Cosmic microwave background radiation (CMB) is a type of electromagnetic radiation that is evenly spread throughout the universe and is a remnant of the Big Bang. It was first discovered in 1964 by Arno Penzias and Robert Wilson, who were awarded the Nobel Prize in Physics in 1978 for their discovery.
When was cosmic microwave background radiation first detected?
The cosmic microwave background radiation was first detected accidentally by Penzias and Wilson in 1964 while they were studying radio waves in space using a large antenna. They found a faint, yet persistent, background noise that they could not explain. After ruling out other possible sources of interference, they realized they had discovered the cosmic microwave background radiation.
What is the significance of the discovery of cosmic microwave background radiation?
The discovery of cosmic microwave background radiation was a key evidence in support of the Big Bang theory. It provided a snapshot of the universe when it was only 380,000 years old, which was crucial in understanding the early evolution of the universe. The uniformity of the radiation also supported the concept of the universe being homogeneous and isotropic, providing insight into the large-scale structure of the universe.
How was cosmic microwave background radiation detected?
Cosmic microwave background radiation was detected using a large antenna in New Jersey, called the Horn Antenna. Penzias and Wilson used it to study radio waves in space, but they found a persistent background noise they could not explain. After ruling out other possible sources of interference, they realized they had discovered cosmic microwave background radiation.
Are there any other ways cosmic microwave background radiation is studied?

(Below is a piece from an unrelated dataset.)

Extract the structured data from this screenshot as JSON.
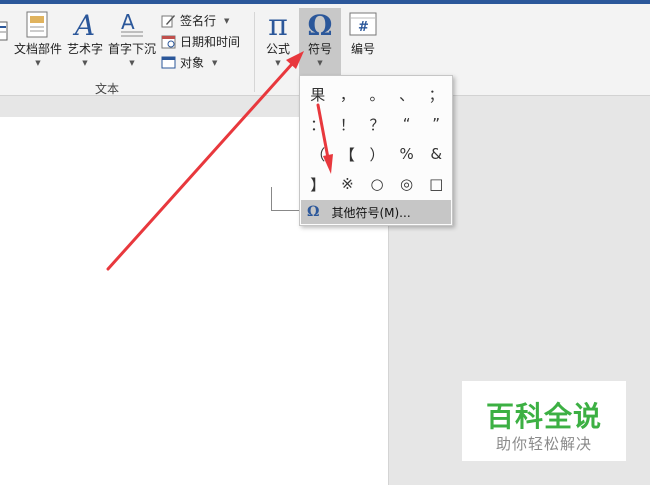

In addition to studying cosmic microwave background radiation using large antennas, scientists also study CMB using space-based telescopes. These telescopes can detect slight variations in temperature and polarization of the radiation that are too faint for ground-based telescopes to detect. Advances in technology have allowed scientists to study CMB in even greater detail, providing more insight into the early universe and its evolution.